Macklemore and Ryan Lewis and, um, Madonna
Oh, if only it’d been the Angel Haze version of “Same Love.” As for the rest of it… I mean, what is there to say about Queen Latifah marrying 34 couples while Madonna wielded a cane like some sort of slightly terrifying fairy godmother? Good to see there were lots of straight people and church imagery to make it palatable for middle America, eh?
Nine Inch Nails, Queens of the Stone Age, and Lindsey Buckingham
Yes, I watched until the end. Did you? Well, if you ever wanted to see Josh Homme and Trent Reznor soundtrack the Grammys’ credits while sponsors’ announcements play and Lindsey Buckingham stands around looking confused, hey, you missed out!
In fairness, she was on a hiding to nothing following Kendrick Lamar, but this was the most beige sort of pop country. And what the hell was with the neon cacti, anyway?
Katy Perry and Juicy J
The song was utterly nondescript, so let’s talk about the general air of sub-Siouxsie/Corpse Bride goth that surrounded this performance. Shout out the Nazgûl!

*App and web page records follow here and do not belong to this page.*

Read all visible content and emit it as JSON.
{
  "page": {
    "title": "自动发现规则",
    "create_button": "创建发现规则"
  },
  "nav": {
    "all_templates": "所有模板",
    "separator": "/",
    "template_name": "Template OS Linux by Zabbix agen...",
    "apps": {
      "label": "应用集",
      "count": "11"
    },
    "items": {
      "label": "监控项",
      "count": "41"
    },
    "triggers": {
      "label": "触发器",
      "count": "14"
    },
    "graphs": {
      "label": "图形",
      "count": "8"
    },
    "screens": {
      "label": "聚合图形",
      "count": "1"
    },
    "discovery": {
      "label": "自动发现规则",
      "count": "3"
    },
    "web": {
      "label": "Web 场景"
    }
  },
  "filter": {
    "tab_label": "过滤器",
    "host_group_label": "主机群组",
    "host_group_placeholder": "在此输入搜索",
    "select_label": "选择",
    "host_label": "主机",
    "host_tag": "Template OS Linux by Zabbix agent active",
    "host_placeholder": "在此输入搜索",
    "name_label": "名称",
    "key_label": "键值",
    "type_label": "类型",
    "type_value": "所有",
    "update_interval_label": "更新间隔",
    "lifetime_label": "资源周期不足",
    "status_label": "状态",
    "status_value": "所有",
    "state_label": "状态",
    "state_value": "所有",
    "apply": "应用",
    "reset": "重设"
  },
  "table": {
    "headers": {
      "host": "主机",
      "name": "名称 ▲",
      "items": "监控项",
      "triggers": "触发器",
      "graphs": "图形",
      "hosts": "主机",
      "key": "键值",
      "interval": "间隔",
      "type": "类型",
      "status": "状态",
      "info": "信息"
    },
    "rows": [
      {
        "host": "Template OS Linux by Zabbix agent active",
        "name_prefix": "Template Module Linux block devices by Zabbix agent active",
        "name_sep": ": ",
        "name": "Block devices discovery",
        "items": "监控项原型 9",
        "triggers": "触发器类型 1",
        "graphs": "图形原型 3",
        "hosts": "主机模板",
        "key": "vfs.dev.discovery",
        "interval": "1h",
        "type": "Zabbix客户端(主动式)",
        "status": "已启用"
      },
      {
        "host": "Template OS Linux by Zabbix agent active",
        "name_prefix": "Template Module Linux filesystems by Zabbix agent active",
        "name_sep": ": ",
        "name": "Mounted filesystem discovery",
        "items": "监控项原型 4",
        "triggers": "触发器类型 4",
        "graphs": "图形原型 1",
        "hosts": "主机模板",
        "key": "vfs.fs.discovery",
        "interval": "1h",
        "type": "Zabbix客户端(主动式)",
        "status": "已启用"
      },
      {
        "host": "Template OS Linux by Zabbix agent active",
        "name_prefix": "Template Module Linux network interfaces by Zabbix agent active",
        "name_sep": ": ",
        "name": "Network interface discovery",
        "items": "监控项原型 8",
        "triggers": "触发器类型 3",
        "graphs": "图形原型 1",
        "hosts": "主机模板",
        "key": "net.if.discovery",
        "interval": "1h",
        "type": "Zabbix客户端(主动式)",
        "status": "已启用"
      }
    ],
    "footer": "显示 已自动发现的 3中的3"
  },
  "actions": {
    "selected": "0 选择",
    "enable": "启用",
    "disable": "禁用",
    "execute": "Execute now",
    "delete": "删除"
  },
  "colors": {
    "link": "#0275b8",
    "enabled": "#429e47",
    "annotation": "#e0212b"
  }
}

True fact: inspirational songs are the single worst thing in the universe, especially when performed by people like this… person. As if the song wasn’t enough, it was performed against a montage of asinine, allegedly uplifting quotes from John Lennon, Steve Jobs, Johnny Depp, and, um, Lady Gaga. (“There is no difference between the bully and the victim,” quoth Gaga. Um, yes there is.) Can we just skip to the bit where this kid is drag-racing Lamborghinis and throwing eggs at his neighbors already?